_INPUT RECORDS:_

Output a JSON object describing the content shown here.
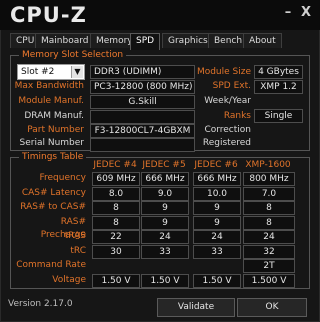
{
  "window": {
    "title": "CPU-Z",
    "minimize_label": "–",
    "close_label": "X"
  },
  "tabs": [
    "CPU",
    "Mainboard",
    "Memory",
    "SPD",
    "Graphics",
    "Bench",
    "About"
  ],
  "active_tab": "SPD",
  "memory_slot": {
    "group_title": "Memory Slot Selection",
    "slot_selected": "Slot #2",
    "type": "DDR3 (UDIMM)",
    "max_bandwidth_label": "Max Bandwidth",
    "max_bandwidth": "PC3-12800 (800 MHz)",
    "module_manuf_label": "Module Manuf.",
    "module_manuf": "G.Skill",
    "dram_manuf_label": "DRAM Manuf.",
    "dram_manuf": "",
    "part_number_label": "Part Number",
    "part_number": "F3-12800CL7-4GBXM",
    "serial_number_label": "Serial Number",
    "serial_number": "",
    "module_size_label": "Module Size",
    "module_size": "4 GBytes",
    "spd_ext_label": "SPD Ext.",
    "spd_ext": "XMP 1.2",
    "week_year_label": "Week/Year",
    "week_year": "",
    "ranks_label": "Ranks",
    "ranks": "Single",
    "correction_label": "Correction",
    "correction": "",
    "registered_label": "Registered",
    "registered": ""
  },
  "timings": {
    "group_title": "Timings Table",
    "columns": [
      "JEDEC #4",
      "JEDEC #5",
      "JEDEC #6",
      "XMP-1600"
    ],
    "rows": [
      {
        "label": "Frequency",
        "values": [
          "609 MHz",
          "666 MHz",
          "666 MHz",
          "800 MHz"
        ]
      },
      {
        "label": "CAS# Latency",
        "values": [
          "8.0",
          "9.0",
          "10.0",
          "7.0"
        ]
      },
      {
        "label": "RAS# to CAS#",
        "values": [
          "8",
          "9",
          "9",
          "8"
        ]
      },
      {
        "label": "RAS# Precharge",
        "values": [
          "8",
          "9",
          "9",
          "8"
        ]
      },
      {
        "label": "tRAS",
        "values": [
          "22",
          "24",
          "24",
          "24"
        ]
      },
      {
        "label": "tRC",
        "values": [
          "30",
          "33",
          "33",
          "32"
        ]
      },
      {
        "label": "Command Rate",
        "values": [
          "",
          "",
          "",
          "2T"
        ]
      },
      {
        "label": "Voltage",
        "values": [
          "1.50 V",
          "1.50 V",
          "1.50 V",
          "1.500 V"
        ]
      }
    ]
  },
  "footer": {
    "version": "Version 2.17.0",
    "validate_label": "Validate",
    "ok_label": "OK"
  },
  "colors": {
    "accent": "#e0732a",
    "background": "#161616"
  }
}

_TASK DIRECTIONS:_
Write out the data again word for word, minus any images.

_TASK RESPONSE:_
Output a JSON object describing the content shown here.
{
  "window": {
    "title": "CPU-Z",
    "minimize_label": "–",
    "close_label": "X"
  },
  "tabs": [
    "CPU",
    "Mainboard",
    "Memory",
    "SPD",
    "Graphics",
    "Bench",
    "About"
  ],
  "active_tab": "SPD",
  "memory_slot": {
    "group_title": "Memory Slot Selection",
    "slot_selected": "Slot #2",
    "type": "DDR3 (UDIMM)",
    "max_bandwidth_label": "Max Bandwidth",
    "max_bandwidth": "PC3-12800 (800 MHz)",
    "module_manuf_label": "Module Manuf.",
    "module_manuf": "G.Skill",
    "dram_manuf_label": "DRAM Manuf.",
    "dram_manuf": "",
    "part_number_label": "Part Number",
    "part_number": "F3-12800CL7-4GBXM",
    "serial_number_label": "Serial Number",
    "serial_number": "",
    "module_size_label": "Module Size",
    "module_size": "4 GBytes",
    "spd_ext_label": "SPD Ext.",
    "spd_ext": "XMP 1.2",
    "week_year_label": "Week/Year",
    "week_year": "",
    "ranks_label": "Ranks",
    "ranks": "Single",
    "correction_label": "Correction",
    "correction": "",
    "registered_label": "Registered",
    "registered": ""
  },
  "timings": {
    "group_title": "Timings Table",
    "columns": [
      "JEDEC #4",
      "JEDEC #5",
      "JEDEC #6",
      "XMP-1600"
    ],
    "rows": [
      {
        "label": "Frequency",
        "values": [
          "609 MHz",
          "666 MHz",
          "666 MHz",
          "800 MHz"
        ]
      },
      {
        "label": "CAS# Latency",
        "values": [
          "8.0",
          "9.0",
          "10.0",
          "7.0"
        ]
      },
      {
        "label": "RAS# to CAS#",
        "values": [
          "8",
          "9",
          "9",
          "8"
        ]
      },
      {
        "label": "RAS# Precharge",
        "values": [
          "8",
          "9",
          "9",
          "8"
        ]
      },
      {
        "label": "tRAS",
        "values": [
          "22",
          "24",
          "24",
          "24"
        ]
      },
      {
        "label": "tRC",
        "values": [
          "30",
          "33",
          "33",
          "32"
        ]
      },
      {
        "label": "Command Rate",
        "values": [
          "",
          "",
          "",
          "2T"
        ]
      },
      {
        "label": "Voltage",
        "values": [
          "1.50 V",
          "1.50 V",
          "1.50 V",
          "1.500 V"
        ]
      }
    ]
  },
  "footer": {
    "version": "Version 2.17.0",
    "validate_label": "Validate",
    "ok_label": "OK"
  },
  "colors": {
    "accent": "#e0732a",
    "background": "#161616"
  }
}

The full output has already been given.